"We may not agree on precisely what needs to be done, but we all agree something needs to be done," said Senate President Usie Richards.
Several senators met with AARP members at Gertrude's Monday morning to listen to their concerns and discuss policy priorities and legislation.
Everyone at the breakfast received a report detailing the AARP's V.I. legislative agenda. Major priorities include setting up a territorial council on aging, establishing mandatory universal health insurance, ensuring the solvency of the V.I. Government Employees' Retirement System (GERS) and anti-age-discrimination legislation. The AARP also calls for letting pensioners who work get both Social Security payments and unemployment pay instead of reducing the unemployment pay, as under current law.
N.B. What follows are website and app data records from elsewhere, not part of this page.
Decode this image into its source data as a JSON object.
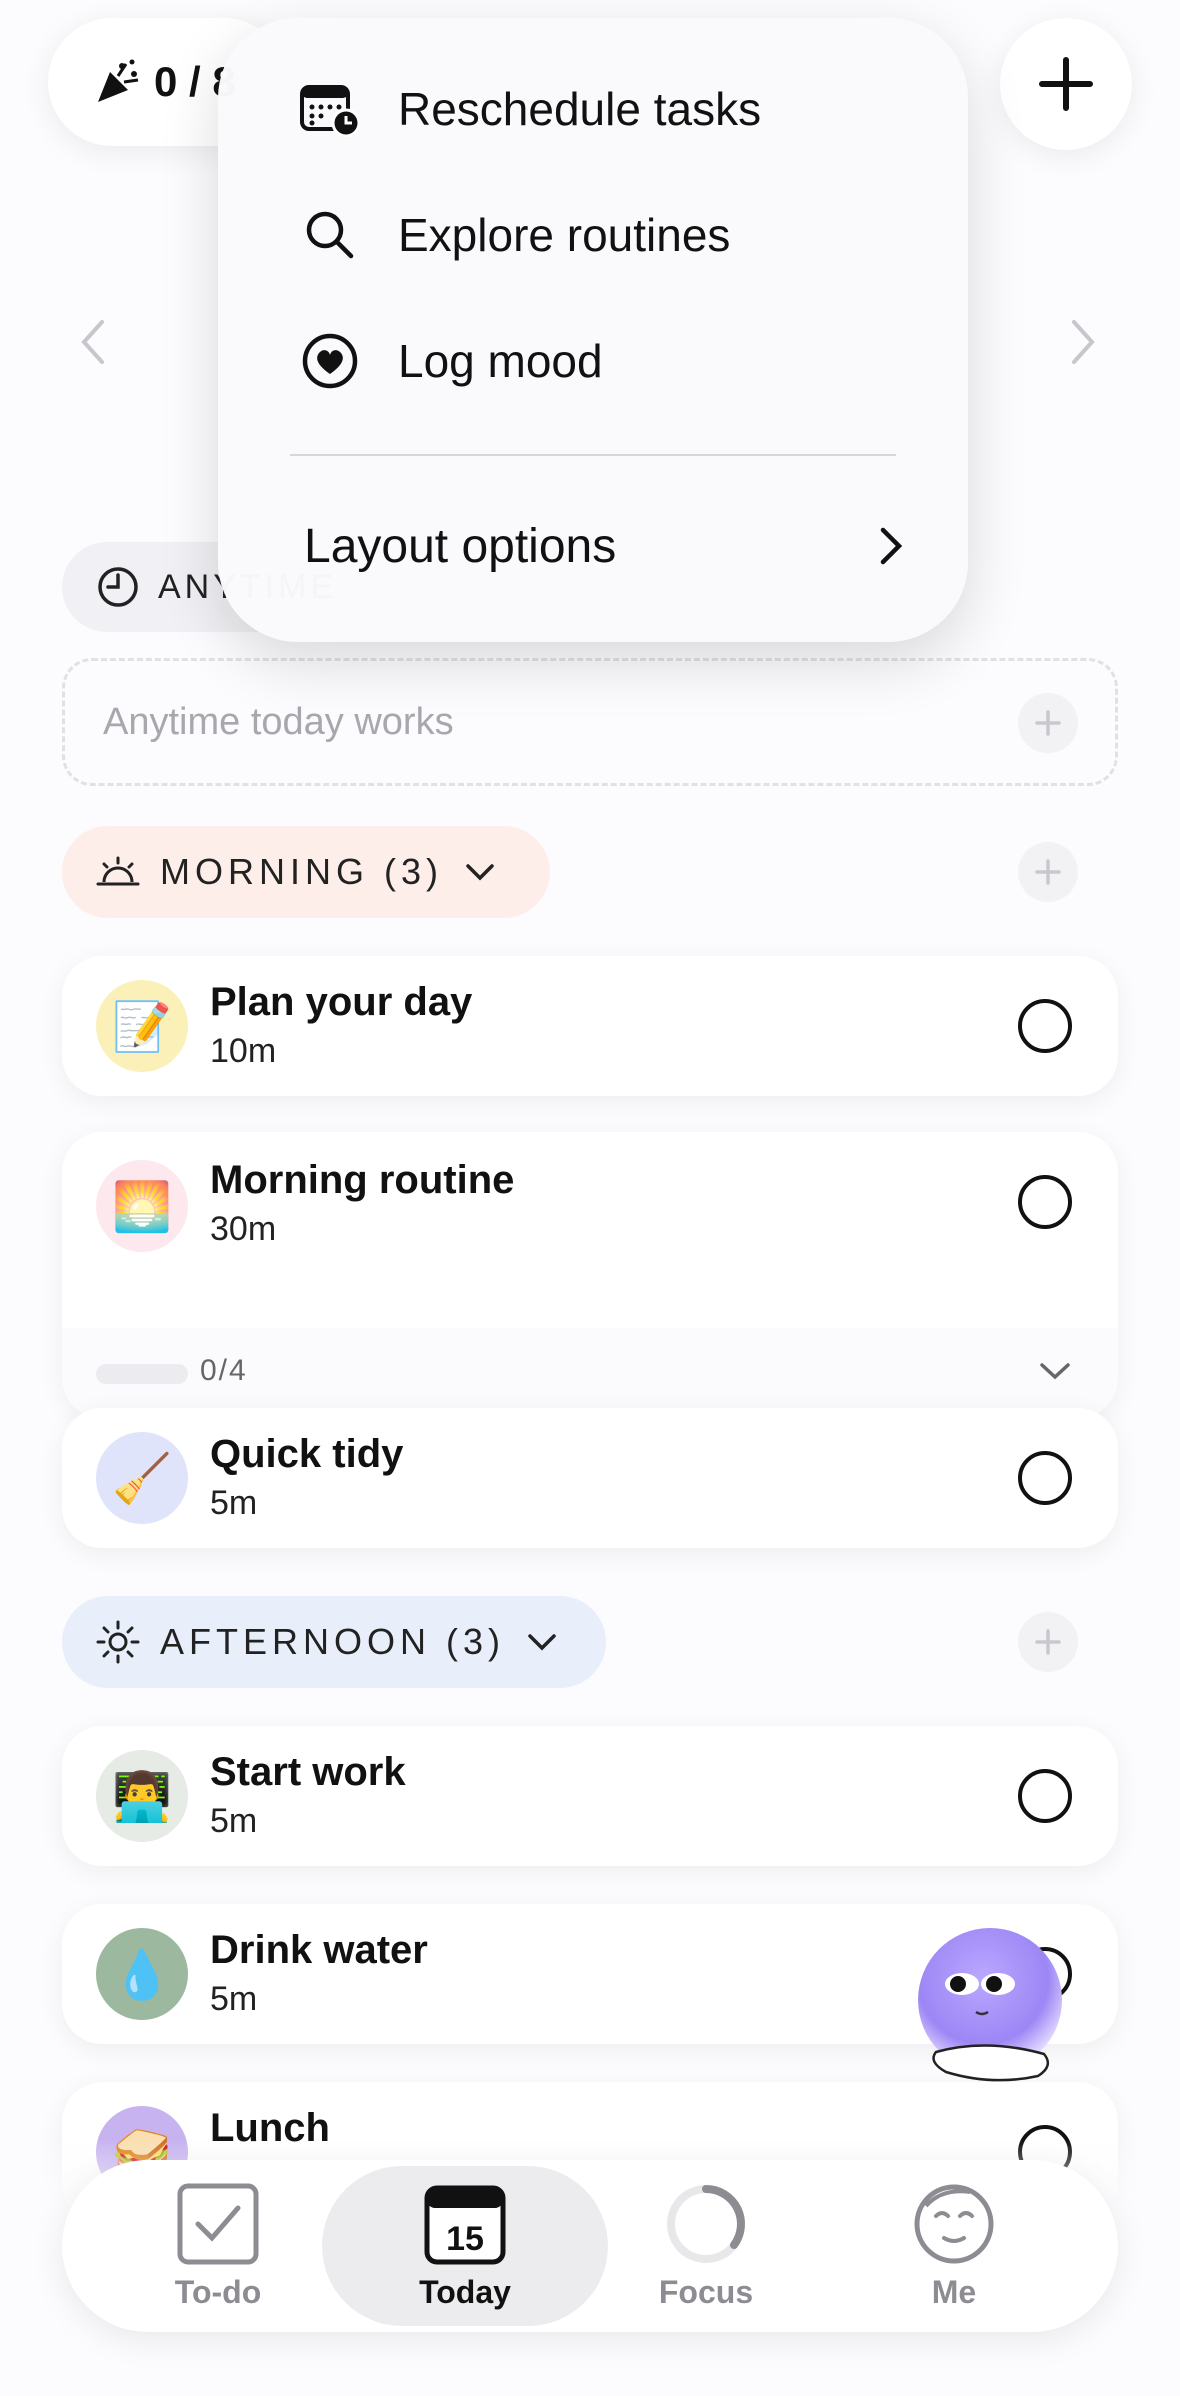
{
  "header": {
    "progress_text": "0 / 8",
    "add_button_icon": "plus-icon"
  },
  "menu": {
    "items": [
      {
        "label": "Reschedule tasks",
        "icon": "calendar-clock-icon"
      },
      {
        "label": "Explore routines",
        "icon": "search-icon"
      },
      {
        "label": "Log mood",
        "icon": "heart-circle-icon"
      }
    ],
    "layout_label": "Layout options"
  },
  "anytime": {
    "header_label": "ANYTIME",
    "placeholder": "Anytime today works"
  },
  "sections": {
    "morning": {
      "label": "MORNING (3)",
      "color": "#fdeee9",
      "tasks": [
        {
          "title": "Plan your day",
          "duration": "10m",
          "emoji": "📝",
          "bg": "#fbf0b8"
        },
        {
          "title": "Morning routine",
          "duration": "30m",
          "emoji": "🌅",
          "bg": "#fde8ee",
          "subtask_progress": "0/4"
        },
        {
          "title": "Quick tidy",
          "duration": "5m",
          "emoji": "🧹",
          "bg": "#dfe4fb"
        }
      ]
    },
    "afternoon": {
      "label": "AFTERNOON (3)",
      "color": "#e9eefb",
      "tasks": [
        {
          "title": "Start work",
          "duration": "5m",
          "emoji": "👨‍💻",
          "bg": "#e6ebe6"
        },
        {
          "title": "Drink water",
          "duration": "5m",
          "emoji": "💧",
          "bg": "#9cb89e"
        },
        {
          "title": "Lunch",
          "duration": "",
          "emoji": "🥪",
          "bg": "#c7b3f0"
        }
      ]
    }
  },
  "nav": {
    "items": [
      {
        "label": "To-do",
        "icon": "checkbox-icon"
      },
      {
        "label": "Today",
        "icon": "calendar-icon",
        "day": "15"
      },
      {
        "label": "Focus",
        "icon": "focus-ring-icon"
      },
      {
        "label": "Me",
        "icon": "face-icon"
      }
    ]
  }
}
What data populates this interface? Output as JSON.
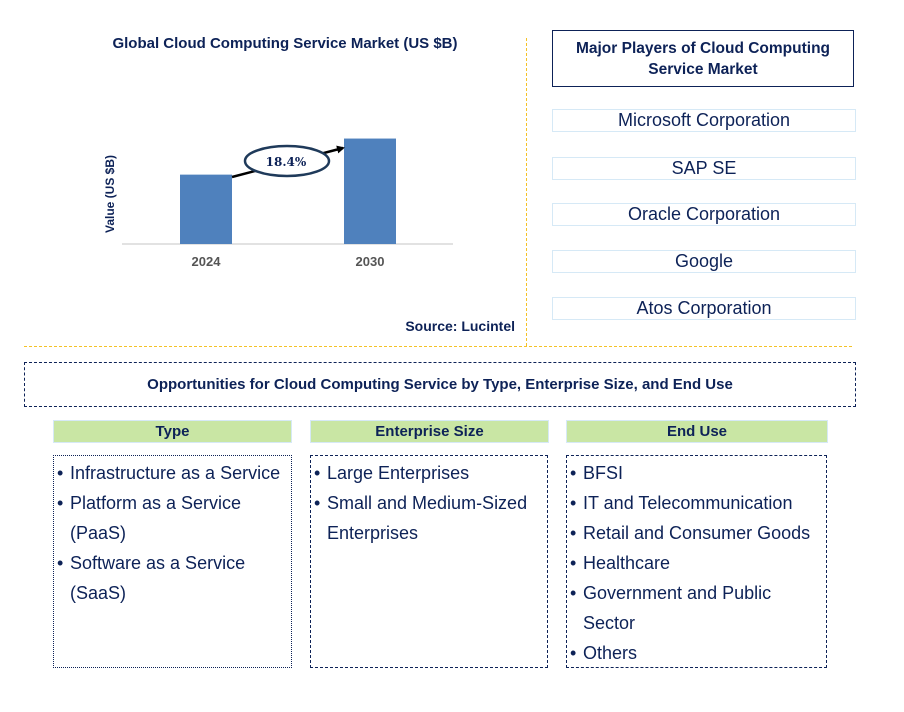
{
  "chart_data": {
    "type": "bar",
    "title": "Global Cloud Computing Service Market (US $B)",
    "xlabel": "",
    "ylabel": "Value (US $B)",
    "categories": [
      "2024",
      "2030"
    ],
    "values": [
      1.0,
      1.52
    ],
    "value_note": "No value labels or y-axis ticks shown; values are relative bar heights (2030 ≈ 1.52× 2024)",
    "ylim": [
      0,
      1.6
    ],
    "grid": false,
    "legend": "none",
    "annotations": [
      {
        "text": "18.4%",
        "meaning": "CAGR",
        "from": "2024",
        "to": "2030"
      }
    ],
    "bar_color": "#4f81bd"
  },
  "source": "Source: Lucintel",
  "players": {
    "title": "Major Players of Cloud Computing Service Market",
    "items": [
      "Microsoft Corporation",
      "SAP SE",
      "Oracle Corporation",
      "Google",
      "Atos Corporation"
    ]
  },
  "opportunities": {
    "title": "Opportunities for Cloud Computing Service by Type, Enterprise Size, and End Use",
    "columns": [
      {
        "header": "Type",
        "items": [
          "Infrastructure as a Service",
          "Platform as a Service (PaaS)",
          "Software as a Service (SaaS)"
        ]
      },
      {
        "header": "Enterprise Size",
        "items": [
          "Large Enterprises",
          "Small and Medium-Sized Enterprises"
        ]
      },
      {
        "header": "End Use",
        "items": [
          "BFSI",
          "IT and Telecommunication",
          "Retail and Consumer Goods",
          "Healthcare",
          "Government and Public Sector",
          "Others"
        ]
      }
    ]
  },
  "colors": {
    "text": "#0d2257",
    "divider": "#f5c226",
    "header_fill": "#c9e6a4",
    "player_border": "#d6e9f6"
  }
}
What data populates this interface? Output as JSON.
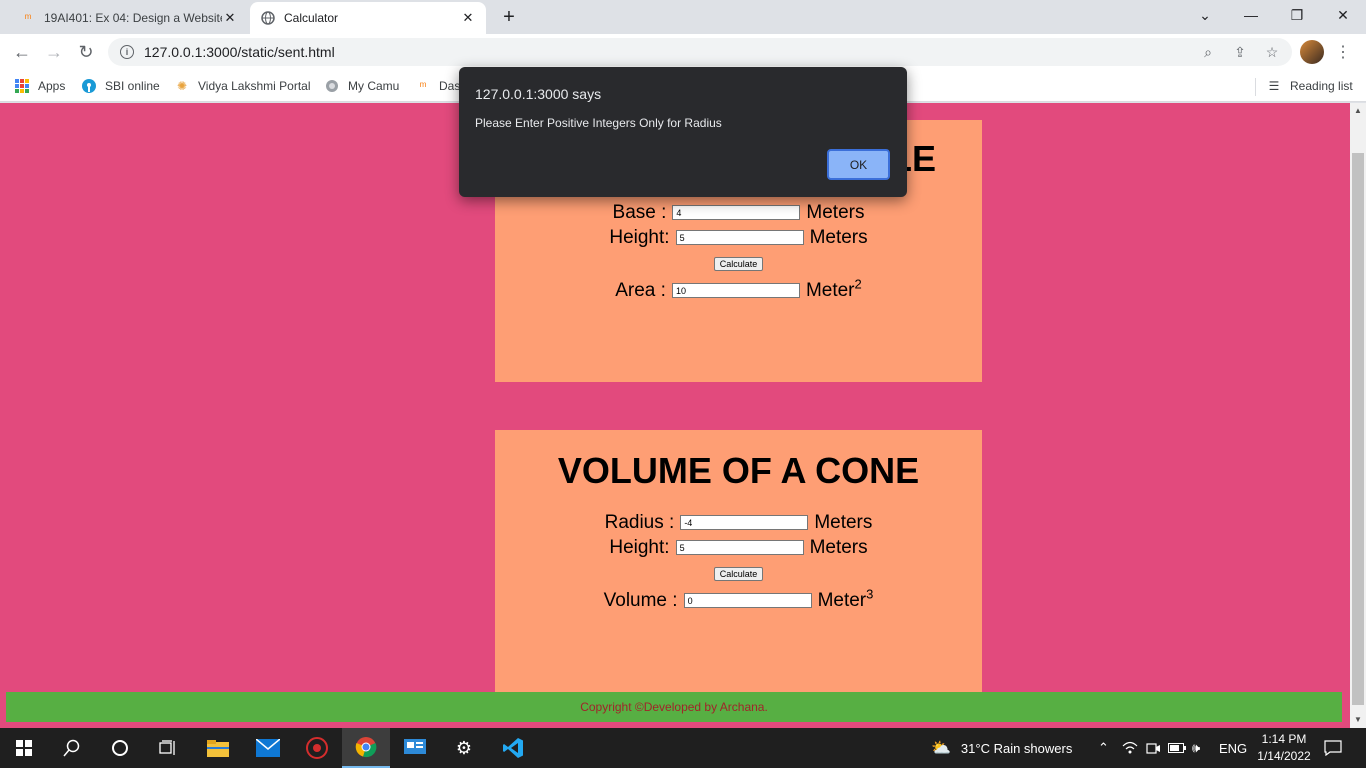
{
  "browser": {
    "tabs": [
      {
        "label": "19AI401: Ex 04: Design a Website",
        "active": false
      },
      {
        "label": "Calculator",
        "active": true
      }
    ],
    "url": "127.0.0.1:3000/static/sent.html",
    "bookmarks": [
      "Apps",
      "SBI online",
      "Vidya Lakshmi Portal",
      "My Camu",
      "Das"
    ],
    "reading_list": "Reading list"
  },
  "page": {
    "card1": {
      "title_fragment": "LE",
      "base_label": "Base :",
      "base_value": "4",
      "base_unit": "Meters",
      "height_label": "Height:",
      "height_value": "5",
      "height_unit": "Meters",
      "calc_label": "Calculate",
      "area_label": "Area :",
      "area_value": "10",
      "area_unit": "Meter",
      "area_exp": "2"
    },
    "card2": {
      "title": "VOLUME OF A CONE",
      "radius_label": "Radius :",
      "radius_value": "-4",
      "radius_unit": "Meters",
      "height_label": "Height:",
      "height_value": "5",
      "height_unit": "Meters",
      "calc_label": "Calculate",
      "volume_label": "Volume :",
      "volume_value": "0",
      "volume_unit": "Meter",
      "volume_exp": "3"
    },
    "footer": "Copyright ©Developed by Archana."
  },
  "dialog": {
    "title": "127.0.0.1:3000 says",
    "message": "Please Enter Positive Integers Only for Radius",
    "ok_label": "OK"
  },
  "taskbar": {
    "weather": "31°C  Rain showers",
    "lang": "ENG",
    "time": "1:14 PM",
    "date": "1/14/2022"
  },
  "colors": {
    "page_bg": "#e24a7d",
    "card_bg": "#fe9e74",
    "footer_bg": "#57af43",
    "footer_text": "#a0252a",
    "dialog_bg": "#292a2d",
    "ok_bg": "#8ab4f8"
  }
}
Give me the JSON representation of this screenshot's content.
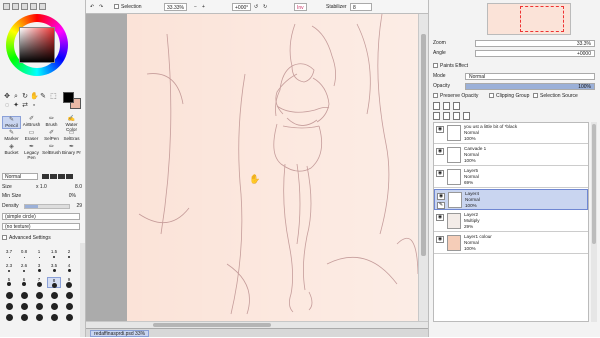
{
  "colors": {
    "foreground": "#000000",
    "background": "#e9b9a6",
    "canvas_paper": "#fbe3d8",
    "selected_layer": "#c9d5f0"
  },
  "toolbar": {
    "selection_label": "Selection",
    "zoom": "33.33%",
    "rotation": "+000°",
    "mode": "Inv",
    "stabilizer_label": "Stabilizer",
    "stabilizer_value": "8"
  },
  "tools": {
    "row1": [
      "Pencil",
      "AirBrush",
      "Brush",
      "Water Color"
    ],
    "row2": [
      "Marker",
      "Eraser",
      "SelPen",
      "SelEras"
    ],
    "row3": [
      "Bucket",
      "Legacy Pen",
      "SelBrush",
      "Binary Pr"
    ]
  },
  "brush": {
    "mode": "Normal",
    "size_label": "Size",
    "size_mult": "x 1.0",
    "size_value": "8.0",
    "min_size_label": "Min Size",
    "min_size_value": "0%",
    "min_size_fraction": 0,
    "density_label": "Density",
    "density_value": "29",
    "density_fraction": 0.29,
    "shape": "(simple circle)",
    "texture": "(no texture)",
    "advanced": "Advanced Settings"
  },
  "brush_sizes": [
    [
      "3.7",
      "0.8",
      "1",
      "1.5",
      "2"
    ],
    [
      "2.3",
      "2.6",
      "3",
      "3.5",
      "4"
    ],
    [
      "5",
      "6",
      "7",
      "8",
      "9"
    ]
  ],
  "navigator": {
    "zoom_label": "Zoom",
    "zoom_value": "33.3%",
    "angle_label": "Angle",
    "angle_value": "+0000"
  },
  "layer_panel": {
    "paints_effect": "Paints Effect",
    "mode_label": "Mode",
    "mode_value": "Normal",
    "opacity_label": "Opacity",
    "opacity_value": "100%",
    "preserve_opacity": "Preserve Opacity",
    "clipping_group": "Clipping Group",
    "selection_source": "Selection Source"
  },
  "layers": [
    {
      "name": "you ust a little bit of *black",
      "mode": "Normal",
      "opacity": "100%",
      "selected": false
    },
    {
      "name": "Canvade 1",
      "mode": "Normal",
      "opacity": "100%",
      "selected": false
    },
    {
      "name": "Layer5",
      "mode": "Normal",
      "opacity": "69%",
      "selected": false
    },
    {
      "name": "Layer4",
      "mode": "Normal",
      "opacity": "100%",
      "selected": true
    },
    {
      "name": "Layer2",
      "mode": "Multiply",
      "opacity": "29%",
      "selected": false
    },
    {
      "name": "Layer1 colour",
      "mode": "Normal",
      "opacity": "100%",
      "selected": false
    }
  ],
  "document_tab": "redaffinasprdi.psd  33%"
}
The 10 or so senators in attendance each spoke in support of the agenda and of the importance of taking proper care of the elderly. The meeting was originally scheduled to go on all day, but had to be shortened because of a scheduled confirmation hearing on St. Thomas in the afternoon.
When he addressed the gathering, Richards outlined the majority coalition's legislative agenda. He touched on health care, the homeless, education, roads and other pressing issues in the community. He also pointed to legislation on the 27th Legislature's agenda for each issue rather than focusing solely on issues specific to seniors. Later Richards expressed his support for the basic goals behind the AARP legislative agenda, as did all of the senators at the meeting.
"What about those who don't have someone to take care of them when they get old?" Sen. Carlton Dowe asked the crowd. "We have a responsibility to take care of our own, take care of those who need help."
The senator elicited applause when he proposed a new facility for seniors.
"What's wrong with a nice senior center, with amenities, a pool, a comfortable place for assisted living," Dowe said, adding that he was looking into a parcel of land on St. Thomas that might serve the purpose.
Another senator bemoaned the nature of senior-care facilities.
"I feel embarrassed sometimes at how we keep our seniors cooped up," said Sen. Terrence "Positive" Nelson, noting that isolation and loneliness are serious problems for the elderly. "I hope I won't be in such a situation. I would like to be in a comfortable setting when the time comes, a place where, if someone visits, they can spend the night."
A colleague pledged support for one of the AARP's top priorities.
"You have many senators in the 27th legislature who will support the establishment of a council on aging," said Sen. Louis Hill. "This is a subject we have been working on since the 26th legislature. Setting up a council outside of government and independent is a very good idea."
Addressing concerns about the solvency of the GERS, Hill mentioned recent legislation authorizing the system to take on $600 million in new bond debt to finance looming shortfalls. Critics of the bond idea argue that funding the pension fund shortfall with new debt does not ultimately solve the problem. Hill speculated that a modified proposal, with a smaller bond issue, might be in the offing.
Sen. Ronald Russell also indicated a pending change in the GERS bond legislation.
"The GERS bill we passed that created so much division recently was recommended by the GERS board," Russell said. "I hope in the next legislature that we can work with the GERS and AARP toward the goal of modifying the measure to make a better, more perfect bill."
The senate president's comments also included talk of his commitment to focusing government on service.
"I am not going to go before the AARP of the V.I. and tell you one thing, then go before another group and say something else," Richards said. "I believe this is the first time in a long time you have had a legislative body so responsive here in the Virgin Islands."
Before the meeting adjourned, Richards apologized for cutting the meeting short.
"As Senate President, I take full responsibility," he said. "We knew far enough ahead to prevent a conflict. But we have confirmation hearings in St. Thomas in the afternoon, and we owe it to the governor to act on his nominations."
Back Talk Share your reaction to this news with other Source readers. Please include headline, your name and city and state/country or island where you reside.